### What to work on
Look through the listing below and report every line that contains "Close".

### Records for this task
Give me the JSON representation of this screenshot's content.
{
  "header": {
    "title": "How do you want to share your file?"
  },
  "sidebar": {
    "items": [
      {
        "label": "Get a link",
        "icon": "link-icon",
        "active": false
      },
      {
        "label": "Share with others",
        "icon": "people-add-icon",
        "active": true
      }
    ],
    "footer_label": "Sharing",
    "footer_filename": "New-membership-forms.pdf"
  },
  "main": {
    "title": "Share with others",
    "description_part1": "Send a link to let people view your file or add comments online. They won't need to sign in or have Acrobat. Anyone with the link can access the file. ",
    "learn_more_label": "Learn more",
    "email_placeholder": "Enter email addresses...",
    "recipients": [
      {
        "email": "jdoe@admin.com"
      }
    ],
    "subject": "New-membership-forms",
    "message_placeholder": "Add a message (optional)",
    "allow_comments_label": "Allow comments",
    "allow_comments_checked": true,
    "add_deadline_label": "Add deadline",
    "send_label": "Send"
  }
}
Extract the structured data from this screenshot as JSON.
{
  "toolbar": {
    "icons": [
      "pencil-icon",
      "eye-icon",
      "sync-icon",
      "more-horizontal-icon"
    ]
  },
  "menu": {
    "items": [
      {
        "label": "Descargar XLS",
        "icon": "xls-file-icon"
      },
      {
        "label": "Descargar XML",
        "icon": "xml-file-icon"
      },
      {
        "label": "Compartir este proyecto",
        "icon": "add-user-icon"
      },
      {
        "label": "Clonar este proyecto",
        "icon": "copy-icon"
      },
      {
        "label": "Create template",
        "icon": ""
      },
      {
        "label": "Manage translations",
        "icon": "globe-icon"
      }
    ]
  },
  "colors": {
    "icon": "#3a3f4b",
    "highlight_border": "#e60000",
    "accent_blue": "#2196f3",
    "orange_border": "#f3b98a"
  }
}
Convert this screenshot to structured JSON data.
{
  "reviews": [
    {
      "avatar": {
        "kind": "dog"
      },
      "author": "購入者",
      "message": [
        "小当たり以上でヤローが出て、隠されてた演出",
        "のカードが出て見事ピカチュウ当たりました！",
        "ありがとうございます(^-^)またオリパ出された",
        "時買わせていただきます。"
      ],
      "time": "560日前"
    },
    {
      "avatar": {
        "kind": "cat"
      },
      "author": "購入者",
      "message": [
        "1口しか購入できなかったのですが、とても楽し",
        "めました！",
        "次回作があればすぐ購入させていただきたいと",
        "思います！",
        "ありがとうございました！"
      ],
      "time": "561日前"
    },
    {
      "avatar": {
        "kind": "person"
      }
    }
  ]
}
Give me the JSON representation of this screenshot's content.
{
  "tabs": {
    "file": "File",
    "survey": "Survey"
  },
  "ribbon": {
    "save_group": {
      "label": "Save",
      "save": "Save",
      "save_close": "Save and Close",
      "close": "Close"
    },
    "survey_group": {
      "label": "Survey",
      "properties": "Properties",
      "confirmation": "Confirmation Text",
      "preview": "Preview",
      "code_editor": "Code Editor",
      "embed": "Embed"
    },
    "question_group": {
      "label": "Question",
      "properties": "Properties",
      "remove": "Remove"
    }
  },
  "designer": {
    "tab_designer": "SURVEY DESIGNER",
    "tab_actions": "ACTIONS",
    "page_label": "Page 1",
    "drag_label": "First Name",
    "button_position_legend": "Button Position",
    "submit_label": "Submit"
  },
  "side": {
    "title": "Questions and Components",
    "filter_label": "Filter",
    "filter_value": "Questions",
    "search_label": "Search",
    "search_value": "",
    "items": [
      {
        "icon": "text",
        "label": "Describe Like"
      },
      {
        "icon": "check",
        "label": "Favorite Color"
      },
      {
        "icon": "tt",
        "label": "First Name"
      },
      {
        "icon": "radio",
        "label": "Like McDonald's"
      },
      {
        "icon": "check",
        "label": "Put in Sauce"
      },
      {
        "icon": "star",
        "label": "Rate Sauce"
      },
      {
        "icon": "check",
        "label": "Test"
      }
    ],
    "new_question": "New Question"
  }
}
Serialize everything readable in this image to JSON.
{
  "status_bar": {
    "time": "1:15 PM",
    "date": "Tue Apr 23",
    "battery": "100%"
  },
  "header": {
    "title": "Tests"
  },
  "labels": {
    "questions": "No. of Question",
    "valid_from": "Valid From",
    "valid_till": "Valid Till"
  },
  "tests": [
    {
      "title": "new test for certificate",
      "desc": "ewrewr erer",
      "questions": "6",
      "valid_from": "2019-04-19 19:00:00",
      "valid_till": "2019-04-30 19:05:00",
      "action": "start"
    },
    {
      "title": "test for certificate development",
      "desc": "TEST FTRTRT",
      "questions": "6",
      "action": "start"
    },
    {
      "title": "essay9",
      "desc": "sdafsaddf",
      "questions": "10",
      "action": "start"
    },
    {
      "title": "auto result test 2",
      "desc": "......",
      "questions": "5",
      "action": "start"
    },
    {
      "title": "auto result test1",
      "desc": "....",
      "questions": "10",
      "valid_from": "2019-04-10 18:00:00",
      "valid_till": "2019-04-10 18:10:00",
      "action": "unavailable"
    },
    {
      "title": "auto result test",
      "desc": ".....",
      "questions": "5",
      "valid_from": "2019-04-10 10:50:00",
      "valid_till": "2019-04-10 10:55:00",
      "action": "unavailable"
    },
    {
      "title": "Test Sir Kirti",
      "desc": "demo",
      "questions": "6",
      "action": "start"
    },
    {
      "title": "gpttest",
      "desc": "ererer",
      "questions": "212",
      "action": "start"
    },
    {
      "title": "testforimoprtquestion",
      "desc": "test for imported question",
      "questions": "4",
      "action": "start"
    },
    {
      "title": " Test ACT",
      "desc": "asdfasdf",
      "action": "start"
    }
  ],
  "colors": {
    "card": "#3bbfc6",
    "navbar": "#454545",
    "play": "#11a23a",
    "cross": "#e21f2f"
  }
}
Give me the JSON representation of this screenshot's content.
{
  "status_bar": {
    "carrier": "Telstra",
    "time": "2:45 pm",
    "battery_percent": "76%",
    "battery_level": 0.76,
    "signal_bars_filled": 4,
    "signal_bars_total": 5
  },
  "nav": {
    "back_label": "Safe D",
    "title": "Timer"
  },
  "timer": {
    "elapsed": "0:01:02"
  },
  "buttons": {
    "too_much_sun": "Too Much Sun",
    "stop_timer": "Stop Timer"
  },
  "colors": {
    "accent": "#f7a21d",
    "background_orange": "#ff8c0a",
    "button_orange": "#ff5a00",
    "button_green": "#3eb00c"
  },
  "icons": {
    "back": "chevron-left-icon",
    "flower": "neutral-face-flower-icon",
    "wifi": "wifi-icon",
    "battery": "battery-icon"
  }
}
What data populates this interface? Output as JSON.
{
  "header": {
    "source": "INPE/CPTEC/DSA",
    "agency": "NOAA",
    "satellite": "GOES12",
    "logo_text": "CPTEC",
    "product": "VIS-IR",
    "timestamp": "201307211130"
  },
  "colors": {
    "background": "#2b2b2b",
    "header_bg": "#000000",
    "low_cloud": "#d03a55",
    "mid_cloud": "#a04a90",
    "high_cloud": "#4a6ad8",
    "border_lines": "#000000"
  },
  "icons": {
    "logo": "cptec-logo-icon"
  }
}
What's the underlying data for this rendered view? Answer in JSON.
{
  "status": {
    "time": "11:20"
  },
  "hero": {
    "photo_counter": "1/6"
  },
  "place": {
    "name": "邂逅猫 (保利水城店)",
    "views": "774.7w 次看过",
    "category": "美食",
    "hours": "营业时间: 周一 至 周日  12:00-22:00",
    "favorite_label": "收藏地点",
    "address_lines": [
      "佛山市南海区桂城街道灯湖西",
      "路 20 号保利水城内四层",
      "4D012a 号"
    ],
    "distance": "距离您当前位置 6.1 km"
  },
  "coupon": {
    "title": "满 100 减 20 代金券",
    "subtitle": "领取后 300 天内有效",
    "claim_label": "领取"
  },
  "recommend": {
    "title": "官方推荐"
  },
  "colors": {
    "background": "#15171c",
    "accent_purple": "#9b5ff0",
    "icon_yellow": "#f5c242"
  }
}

### Task response
      "save_close": "Save and Close",
      "close": "Close"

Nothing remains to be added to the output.